Which lines in the records below contain the word "this"? Return each of them.

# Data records
***

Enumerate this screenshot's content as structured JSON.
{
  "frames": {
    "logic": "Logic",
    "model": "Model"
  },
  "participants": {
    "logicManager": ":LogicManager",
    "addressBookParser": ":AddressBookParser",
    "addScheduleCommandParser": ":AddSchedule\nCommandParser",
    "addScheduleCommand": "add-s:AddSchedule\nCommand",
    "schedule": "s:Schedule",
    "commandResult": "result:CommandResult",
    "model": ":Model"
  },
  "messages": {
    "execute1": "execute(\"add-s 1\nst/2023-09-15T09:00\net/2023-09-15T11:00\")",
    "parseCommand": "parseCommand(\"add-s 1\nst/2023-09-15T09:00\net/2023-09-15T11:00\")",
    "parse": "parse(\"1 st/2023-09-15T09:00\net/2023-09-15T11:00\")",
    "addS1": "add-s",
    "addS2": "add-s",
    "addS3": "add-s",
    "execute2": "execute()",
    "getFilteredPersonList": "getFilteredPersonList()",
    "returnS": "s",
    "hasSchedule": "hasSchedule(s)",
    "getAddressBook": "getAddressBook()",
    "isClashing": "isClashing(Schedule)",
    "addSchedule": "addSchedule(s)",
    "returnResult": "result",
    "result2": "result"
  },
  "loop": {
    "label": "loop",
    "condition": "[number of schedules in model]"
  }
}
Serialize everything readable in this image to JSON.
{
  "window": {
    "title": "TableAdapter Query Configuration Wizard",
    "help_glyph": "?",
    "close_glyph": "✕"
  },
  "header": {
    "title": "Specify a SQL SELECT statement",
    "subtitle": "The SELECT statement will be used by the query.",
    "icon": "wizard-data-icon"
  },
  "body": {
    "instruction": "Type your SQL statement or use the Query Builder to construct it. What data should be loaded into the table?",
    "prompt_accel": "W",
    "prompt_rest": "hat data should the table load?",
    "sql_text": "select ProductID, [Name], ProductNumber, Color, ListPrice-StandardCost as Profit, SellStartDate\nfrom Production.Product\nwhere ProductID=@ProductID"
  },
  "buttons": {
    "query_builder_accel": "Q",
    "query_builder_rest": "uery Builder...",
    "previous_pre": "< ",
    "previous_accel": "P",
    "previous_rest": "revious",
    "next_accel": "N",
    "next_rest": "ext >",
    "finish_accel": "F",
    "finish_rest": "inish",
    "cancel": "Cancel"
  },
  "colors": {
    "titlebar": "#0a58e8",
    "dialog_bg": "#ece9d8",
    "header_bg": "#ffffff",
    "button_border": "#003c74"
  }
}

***

# OUTPUT OF THE EXERCISE
Enumerate this screenshot's content as structured JSON.
Serialize everything readable in this image to JSON.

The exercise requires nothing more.